On first appearances, you might think the French really don’t need any more sparkling wines. They have Champagne, after all, don’t they? A cheaper alternative – frequently found in French supermarkets to the delight of foreign tourists – is a Crémant. (Definition: wines made according to the Champagne-method but not from that most prised chalky terroir just east of Paris.)

Moses and Pascal, however, make méthode ancestrale wines, and that term means that no extra sugars or yeasts have been added to trigger the secondary fermentation in the bottle.

These are the next step in evolving French sparkling wine market. They are far more vibrant than your average Champagne, which has probably been bashed and bruised by sugar and sulphites.

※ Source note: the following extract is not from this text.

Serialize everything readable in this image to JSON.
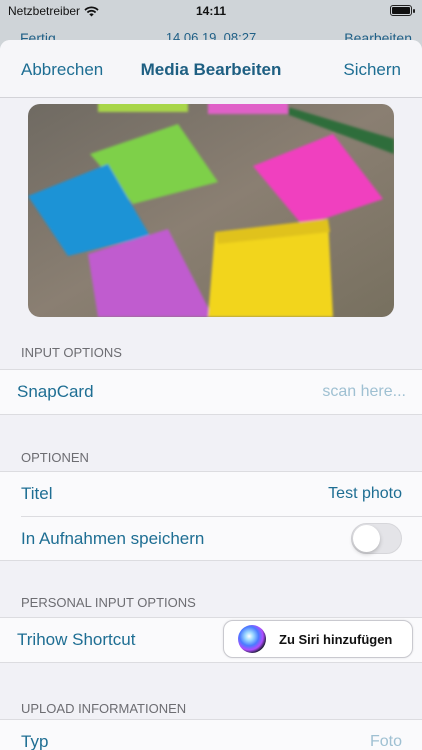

No, these are far more alive.

These in particular also show a wonderful balance and delicate mouthfeel with none of the throat-burning acidity that is often displayed in cheap Crémant.

I can’t wait to come back in the summer for Bulles Au Centre (a wine tasting organised by Moses and Pascal) and to try even more of their fantastic sparkling wines!


 

SARL Les Capriades

6 route de Tours, 41400, Faverolles-sur-Cher

lescapriades@orange.fr